The U.A.E. is located in the Middle East on the eastern side of the Arabian Gulf between Saudi Arabia and Oman. It is a federation of seven individually governed emirates. Dubai, with a population of about 800,000, is the most Westernized and liberal city in the Middle East. The city is growing at a rate of about 6% per year.
Unlike Abu Dhabi, the richest emirate in the U.A.E. with its large oil reserves, Dubai is building its economy on tourism and international trade. It has become the shopping mecca and playground of the Arab world. Arabs from other Muslim countries travel to Dubai for vacations and shopping. There are 300 hotels and resorts and dozens of 5 star ones. The newest hotel, Burj Al Arab (Queen of Arabia), is shaped like a giant sail and is the world's tallest hotel at 100 stories. It is rated at 7 stars. The shopping malls are world class. The city abounds with high quality restaurants. Unlike most areas in the world, the best restaurants are usually found in the hotels, as only hotel restaurants can serve liquor. There is a large Middle East festival, convention, trade exhibition or world class sporting event almost every week in Dubai. The month long March Dubai Shopping Festival attracted 2.4 million visitors in 1999.
Adjoining the City of Dubai and within 30 minutes drive of LouLou Al Dugong's, is the City of Sharjah in the Sharjah Emirate with about another 300,000 residents. Sharjah is much more conservative, with no alcohol allowed.
The climate in Dubai varies from pleasant to hostile. The city has been built in a sand desert at the edge of the Gulf. It rains about 3 inches a year, usually all at once over a couple of days in February. In the winter, temperatures will go into the 50's (Fahrenheit) at night and into the mid 60's during the day. In the summer, it will often be 125 degrees with high humidity. One day when it was 115º, there was fog. It is not hard to understand why everything in the city is air conditioned.

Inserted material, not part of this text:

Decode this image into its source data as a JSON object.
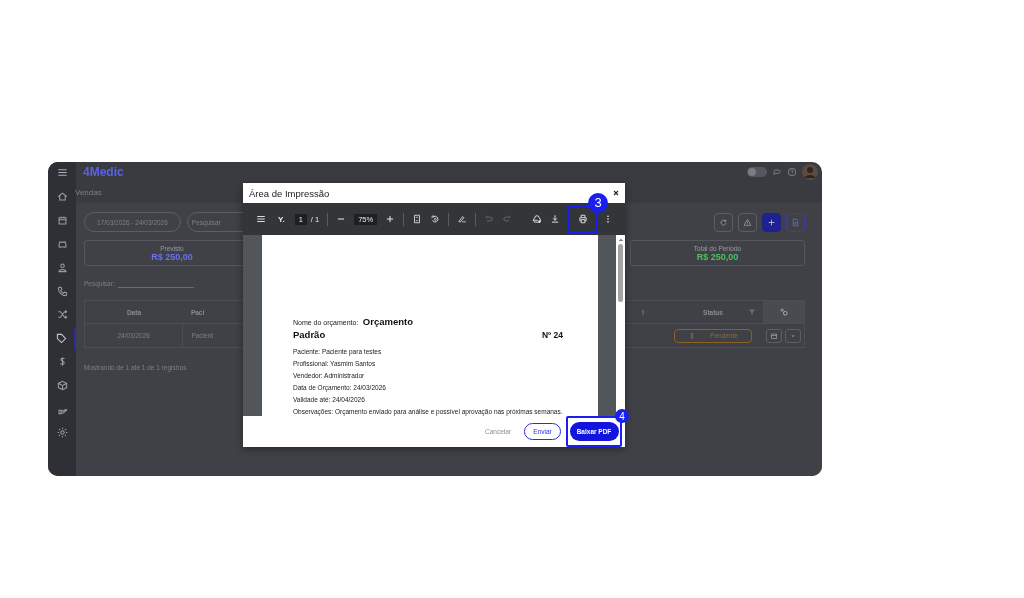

Although the City has been built in a desert, it is surprisingly green. The government has spent millions on landscaping the City and developing an extensive parks system. A City wide distribution system has been developed to use gray waste water to irrigate all the greenery, as during the summer grass and other non-indigenous vegetation needs almost constant irrigation. The government plans to have 15% of the City's land area in greenery.